Task goal:
Each record below must be written out again in exactly the same form.

Source records:
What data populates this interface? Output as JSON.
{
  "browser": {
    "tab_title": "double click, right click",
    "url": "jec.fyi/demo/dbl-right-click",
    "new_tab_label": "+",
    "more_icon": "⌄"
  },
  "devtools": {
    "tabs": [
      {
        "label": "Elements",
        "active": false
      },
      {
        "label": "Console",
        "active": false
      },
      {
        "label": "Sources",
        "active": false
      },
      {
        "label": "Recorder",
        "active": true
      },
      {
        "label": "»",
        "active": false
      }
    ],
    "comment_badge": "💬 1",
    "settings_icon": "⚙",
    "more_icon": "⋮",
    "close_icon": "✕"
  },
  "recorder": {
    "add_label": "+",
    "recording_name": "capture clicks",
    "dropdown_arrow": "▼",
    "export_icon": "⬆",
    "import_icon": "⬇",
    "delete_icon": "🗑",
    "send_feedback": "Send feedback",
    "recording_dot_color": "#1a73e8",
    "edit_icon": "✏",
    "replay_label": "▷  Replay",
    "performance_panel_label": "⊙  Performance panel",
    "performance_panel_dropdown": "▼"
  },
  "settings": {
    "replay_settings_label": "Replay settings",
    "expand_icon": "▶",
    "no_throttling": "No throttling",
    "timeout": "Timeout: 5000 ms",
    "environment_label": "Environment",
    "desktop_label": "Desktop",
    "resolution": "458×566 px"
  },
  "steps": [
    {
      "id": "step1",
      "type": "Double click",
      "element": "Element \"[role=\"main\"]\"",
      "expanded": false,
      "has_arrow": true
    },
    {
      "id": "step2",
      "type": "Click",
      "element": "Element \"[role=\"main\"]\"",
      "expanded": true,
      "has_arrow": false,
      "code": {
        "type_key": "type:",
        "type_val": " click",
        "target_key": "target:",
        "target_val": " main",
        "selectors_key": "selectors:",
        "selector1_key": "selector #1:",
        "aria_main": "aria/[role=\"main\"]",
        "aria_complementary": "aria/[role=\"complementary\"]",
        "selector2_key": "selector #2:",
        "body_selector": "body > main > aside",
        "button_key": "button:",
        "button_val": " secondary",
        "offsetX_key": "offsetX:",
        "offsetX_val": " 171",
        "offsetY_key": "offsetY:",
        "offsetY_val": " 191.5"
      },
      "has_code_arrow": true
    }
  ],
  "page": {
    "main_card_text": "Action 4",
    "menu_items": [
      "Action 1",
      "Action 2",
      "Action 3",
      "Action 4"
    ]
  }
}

Task solution:
What data populates this interface? Output as JSON.
{
  "browser": {
    "tab_title": "double click, right click",
    "url": "jec.fyi/demo/dbl-right-click",
    "new_tab_label": "+",
    "more_icon": "⌄"
  },
  "devtools": {
    "tabs": [
      {
        "label": "Elements",
        "active": false
      },
      {
        "label": "Console",
        "active": false
      },
      {
        "label": "Sources",
        "active": false
      },
      {
        "label": "Recorder",
        "active": true
      },
      {
        "label": "»",
        "active": false
      }
    ],
    "comment_badge": "💬 1",
    "settings_icon": "⚙",
    "more_icon": "⋮",
    "close_icon": "✕"
  },
  "recorder": {
    "add_label": "+",
    "recording_name": "capture clicks",
    "dropdown_arrow": "▼",
    "export_icon": "⬆",
    "import_icon": "⬇",
    "delete_icon": "🗑",
    "send_feedback": "Send feedback",
    "recording_dot_color": "#1a73e8",
    "edit_icon": "✏",
    "replay_label": "▷  Replay",
    "performance_panel_label": "⊙  Performance panel",
    "performance_panel_dropdown": "▼"
  },
  "settings": {
    "replay_settings_label": "Replay settings",
    "expand_icon": "▶",
    "no_throttling": "No throttling",
    "timeout": "Timeout: 5000 ms",
    "environment_label": "Environment",
    "desktop_label": "Desktop",
    "resolution": "458×566 px"
  },
  "steps": [
    {
      "id": "step1",
      "type": "Double click",
      "element": "Element \"[role=\"main\"]\"",
      "expanded": false,
      "has_arrow": true
    },
    {
      "id": "step2",
      "type": "Click",
      "element": "Element \"[role=\"main\"]\"",
      "expanded": true,
      "has_arrow": false,
      "code": {
        "type_key": "type:",
        "type_val": " click",
        "target_key": "target:",
        "target_val": " main",
        "selectors_key": "selectors:",
        "selector1_key": "selector #1:",
        "aria_main": "aria/[role=\"main\"]",
        "aria_complementary": "aria/[role=\"complementary\"]",
        "selector2_key": "selector #2:",
        "body_selector": "body > main > aside",
        "button_key": "button:",
        "button_val": " secondary",
        "offsetX_key": "offsetX:",
        "offsetX_val": " 171",
        "offsetY_key": "offsetY:",
        "offsetY_val": " 191.5"
      },
      "has_code_arrow": true
    }
  ],
  "page": {
    "main_card_text": "Action 4",
    "menu_items": [
      "Action 1",
      "Action 2",
      "Action 3",
      "Action 4"
    ]
  }
}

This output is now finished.